James Beattie
Robert Burns

Part II. (Volume I.)
Front-matter
James the Fifth
William Dunbar
Sir James Inglis
Henry the Minstrel
Sir David Lyndsay
Alexander Barclay
Alexander Montgomerie
William Alexander
William Drummond
James Thomson
John Oswald

Part III. (Volume II.)
Front-matter
James the Sixth
Sir Richard Maitland
Arthur Johnston
Hamilton of Bangour
Hamilton of Gilbertfield
Samuel Colvil
Alexander Ross
John Armstrong
John Ogilvie
James Macpherson
Charles Salmon

Part IV. (Volume II.)
Front-matter
Alexander Hume
John Bellenden
Mark Alexander Boyd
Ninian Paterson
William Wilkie
Robert Fergusson
William Julius Mickle
Alexander Geddes
James Grahame

Part V. (Volume III.)
Front-matter
Robert Henryson
Alexander Scott
Walter Kennedy
John Ogilby
Alexander Pennecuik
Alexander Cunningham
David Mallet
William Falconer
Francis Garden
Robert Blair
James Moor
James Graeme
Caleb Whitefoord
James Grainger
Hector Macneill
John Wilson

Part VI. (Volume III.)
Front-matter
Robert Kerr
Richard Lord Maitland
Thomas Hamilton
Charles Hamilton
Michael Bruce
Thomas Blacklock
John Logan
Andrew Macdonald
James Mercer

Appendix. (Volume III.)
James I
Allan Ramsay
John Home
Robert Burns
William Drummond
Robert Fergusson
Alexander Scott
John Wilson
Index
Corrections

Part  VI:
Supplement
112LIVES OF EMINENT SCOTSMEN.
1

  Campbell, Kenneth, [note] a native of the Highlands was the author of some Latin poems, now forgotten; but claims a place in our list, on account of the very poetical manner of his death, and of the singularly characteristic memorial which has preserved to us a knowledge of its affecting circumstances. He died in London, in a state of such extreme destitution, that on searching his pockets after his death; it was found that he had lived on till he had but one halfpenny left. Some brother scholar, probably too poor to erect a tablet over the remains of his departed friend, consoled himself, by having engraved upon the halfpenny the following appropriate inscription:—
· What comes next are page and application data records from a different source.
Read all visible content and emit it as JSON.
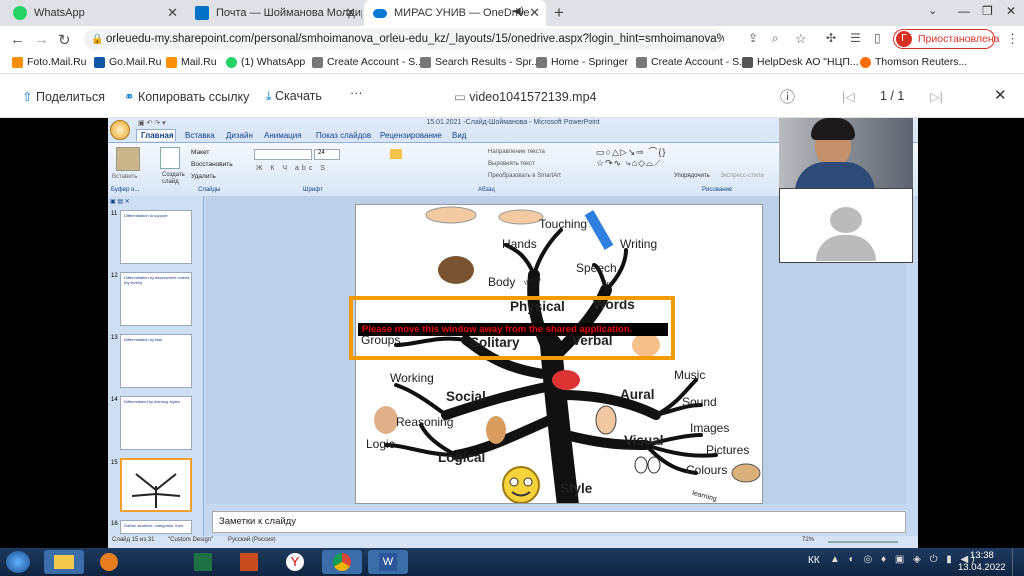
{
  "tabs": [
    {
      "label": "WhatsApp",
      "color": "#25d366"
    },
    {
      "label": "Почта — Шойманова Молдир Е",
      "color": "#0072c6"
    },
    {
      "label": "МИРАС УНИВ — OneDrive",
      "color": "#0078d4"
    }
  ],
  "url": "orleuedu-my.sharepoint.com/personal/smhoimanova_orleu-edu_kz/_layouts/15/onedrive.aspx?login_hint=smhoimanova%40orle...",
  "profile": {
    "initial": "Г",
    "label": "Приостановлена"
  },
  "bookmarks": [
    "Foto.Mail.Ru",
    "Go.Mail.Ru",
    "Mail.Ru",
    "(1) WhatsApp",
    "Create Account - S...",
    "Search Results - Spr...",
    "Home - Springer",
    "Create Account - S...",
    "HelpDesk АО \"НЦП...",
    "Thomson Reuters..."
  ],
  "onedrive": {
    "share": "Поделиться",
    "copy_link": "Копировать ссылку",
    "download": "Скачать",
    "more": "···",
    "filename": "video1041572139.mp4",
    "pager": "1 / 1"
  },
  "ppt": {
    "title": "15.01.2021 -Слайд-Шойманова  -  Microsoft PowerPoint",
    "tabs": [
      "Главная",
      "Вставка",
      "Дизайн",
      "Анимация",
      "Показ слайдов",
      "Рецензирование",
      "Вид"
    ],
    "groups": [
      "Буфер о...",
      "Слайды",
      "Шрифт",
      "Абзац",
      "Рисование"
    ],
    "buttons": [
      "Вставить",
      "Создать слайд",
      "Макет",
      "Восстановить",
      "Удалить",
      "Направление текста",
      "Выровнять текст",
      "Преобразовать в SmartArt",
      "Упорядочить",
      "Экспресс-стили"
    ],
    "font_size": "24",
    "notes": "Заметки к слайду",
    "status": [
      "Слайд 15 из 31",
      "\"Custom Design\"",
      "Русский (Россия)"
    ],
    "zoom": "72%"
  },
  "thumbs": [
    {
      "n": "11",
      "t": "Differentiation to support"
    },
    {
      "n": "12",
      "t": "Differentiation by assessment criteria (by levels)"
    },
    {
      "n": "13",
      "t": "Differentiation by task"
    },
    {
      "n": "14",
      "t": "Differentiated by learning styles"
    },
    {
      "n": "15",
      "t": ""
    },
    {
      "n": "16",
      "t": "Gather students, categorise, then"
    }
  ],
  "slide_words": {
    "touching": "Touching",
    "hands": "Hands",
    "writing": "Writing",
    "body": "Body",
    "speech": "Speech",
    "using1": "using",
    "in": "in",
    "physical": "Physical",
    "words": "Words",
    "groups": "Groups",
    "solitary": "Solitary",
    "verbal": "Verbal",
    "working": "Working",
    "social": "Social",
    "music": "Music",
    "aural": "Aural",
    "sound": "Sound",
    "reasoning": "Reasoning",
    "logic": "Logic",
    "logical": "Logical",
    "images": "Images",
    "visual": "Visual",
    "pictures": "Pictures",
    "colours": "Colours",
    "style": "Style",
    "learning": "learning"
  },
  "warning": "Please move this window away from the shared application.",
  "taskbar": {
    "lang": "КК",
    "time": "13:38",
    "date": "13.04.2022"
  }
}
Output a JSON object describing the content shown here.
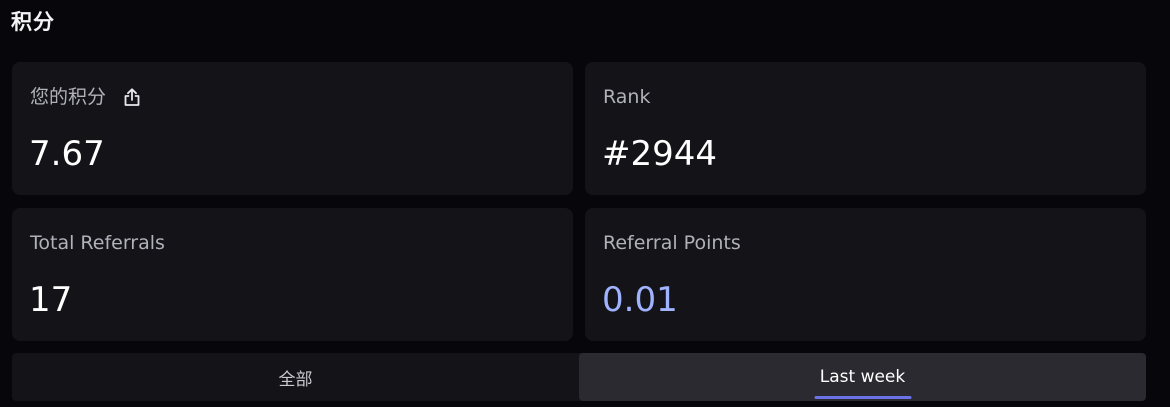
{
  "section": {
    "title": "积分"
  },
  "cards": {
    "points": {
      "label": "您的积分",
      "value": "7.67"
    },
    "rank": {
      "label": "Rank",
      "value": "#2944"
    },
    "total_referrals": {
      "label": "Total Referrals",
      "value": "17"
    },
    "referral_points": {
      "label": "Referral Points",
      "value": "0.01"
    }
  },
  "icons": {
    "share": "share-icon"
  },
  "tabs": [
    {
      "label": "全部",
      "active": false
    },
    {
      "label": "Last week",
      "active": true
    }
  ],
  "colors": {
    "accent_value": "#a0b3ff",
    "tab_indicator": "#6a74e8",
    "background": "#07070b",
    "card": "#131318"
  }
}
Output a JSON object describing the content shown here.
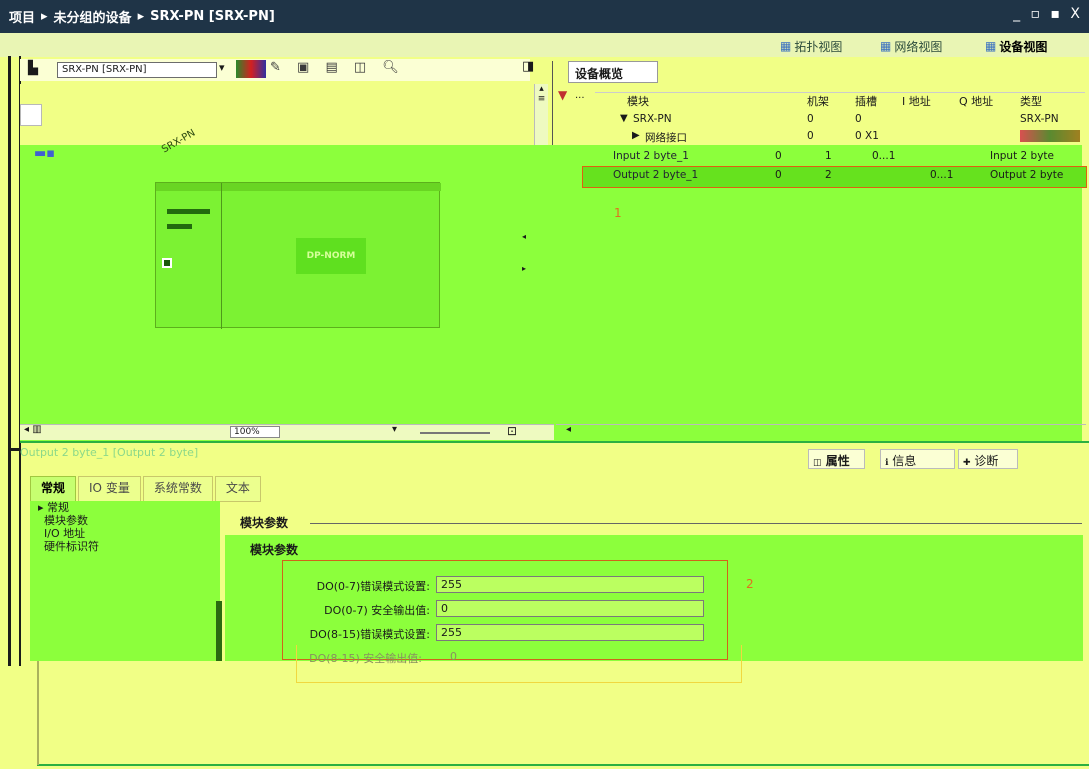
{
  "titlebar": {
    "breadcrumb": [
      "项目",
      "未分组的设备",
      "SRX-PN [SRX-PN]"
    ],
    "window_controls": "_ ▫ ▪ X"
  },
  "views": {
    "topology": "拓扑视图",
    "network": "网络视图",
    "device": "设备视图"
  },
  "toolbar": {
    "device_select": "SRX-PN [SRX-PN]"
  },
  "canvas": {
    "device_label": "SRX-PN",
    "module_label": "DP-NORM",
    "zoom": "100%"
  },
  "overview": {
    "tab_label": "设备概览",
    "columns": [
      "模块",
      "机架",
      "插槽",
      "I 地址",
      "Q 地址",
      "类型"
    ],
    "rows": [
      {
        "module": "SRX-PN",
        "rack": "0",
        "slot": "0",
        "i_addr": "",
        "q_addr": "",
        "type": "SRX-PN",
        "indent": "▼"
      },
      {
        "module": "网络接口",
        "rack": "0",
        "slot": "0 X1",
        "i_addr": "",
        "q_addr": "",
        "type": "",
        "indent": "▶"
      },
      {
        "module": "Input 2 byte_1",
        "rack": "0",
        "slot": "1",
        "i_addr": "0...1",
        "q_addr": "",
        "type": "Input 2 byte",
        "indent": ""
      },
      {
        "module": "Output 2 byte_1",
        "rack": "0",
        "slot": "2",
        "i_addr": "",
        "q_addr": "0...1",
        "type": "Output 2 byte",
        "indent": ""
      }
    ],
    "annotation": "1"
  },
  "inspector": {
    "title": "Output 2 byte_1 [Output 2 byte]",
    "panel_tabs": [
      "属性",
      "信息",
      "诊断"
    ],
    "tabs": [
      "常规",
      "IO 变量",
      "系统常数",
      "文本"
    ],
    "nav": [
      "▸ 常规",
      "模块参数",
      "I/O 地址",
      "硬件标识符"
    ],
    "section_title": "模块参数",
    "subsection_title": "模块参数",
    "params": [
      {
        "label": "DO(0-7)错误模式设置:",
        "value": "255"
      },
      {
        "label": "DO(0-7) 安全输出值:",
        "value": "0"
      },
      {
        "label": "DO(8-15)错误模式设置:",
        "value": "255"
      },
      {
        "label": "DO(8-15) 安全输出值:",
        "value": "0"
      }
    ],
    "annotation": "2"
  },
  "colors": {
    "titlebar": "#1f3447",
    "highlight_green": "#8cff3c",
    "annotation_orange": "#e06010"
  }
}
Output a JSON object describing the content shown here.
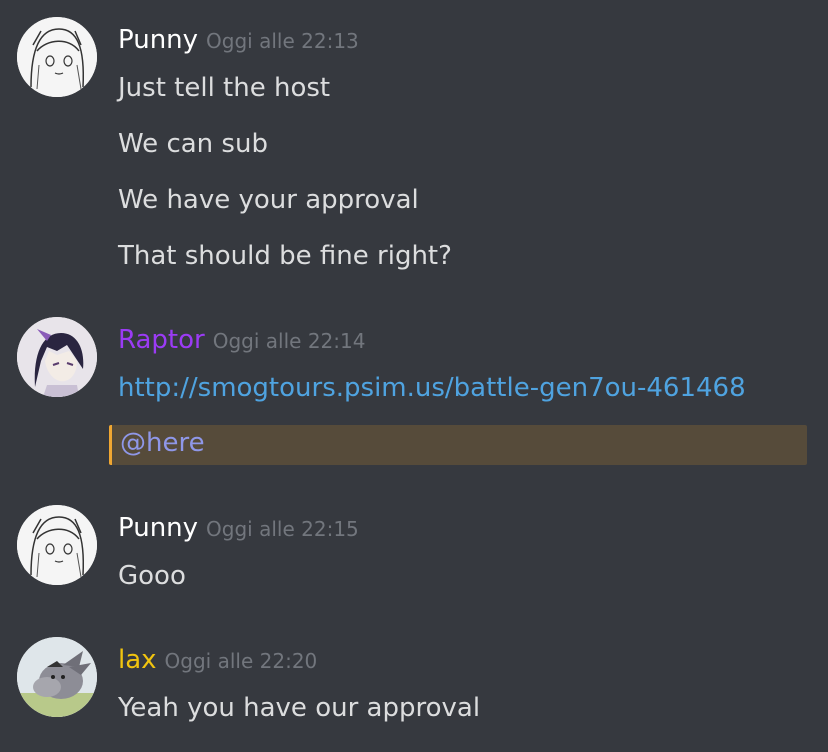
{
  "messages": [
    {
      "author": "Punny",
      "author_color": "#ffffff",
      "timestamp": "Oggi alle 22:13",
      "avatar": "sketch-girl-avatar",
      "lines": [
        "Just tell the host",
        "We can sub",
        "We have your approval",
        "That should be fine right?"
      ]
    },
    {
      "author": "Raptor",
      "author_color": "#9b3bf5",
      "timestamp": "Oggi alle 22:14",
      "avatar": "anime-character-avatar",
      "link": "http://smogtours.psim.us/battle-gen7ou-461468",
      "mention": "@here",
      "mention_highlight_color": "#564b3a"
    },
    {
      "author": "Punny",
      "author_color": "#ffffff",
      "timestamp": "Oggi alle 22:15",
      "avatar": "sketch-girl-avatar",
      "lines": [
        "Gooo"
      ]
    },
    {
      "author": "lax",
      "author_color": "#f1c40f",
      "timestamp": "Oggi alle 22:20",
      "avatar": "eeyore-avatar",
      "lines": [
        "Yeah you have our approval"
      ]
    }
  ]
}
2

Kennethus Campbell, Scoto Montanus, Poeta Romanus, celeberrimus; poeticè pauperime sed hilariter vixit: Tandemque hoc obolo tantum locuples; ex Londino, migravit in Elysium, 28 Kal. Julii, 1721.”

POETS — SUPPLEMENT.113
Kenneth Campbell,
A native of the Scottish Highlands,
and
Celebrated Latin Poet,
Poor yet cheerful;
He lived poetically,
At length, with this halfpenny enriched,
He migrated from London to Elysium,
28 July, 1721.
3

This interesting coin had been seen by a correspondent of Ruddiman's Magazine, who has written some indifferent lines on the subject, inserted in that work, vol. xxi. p. 241; but he does not state in whose hands it was.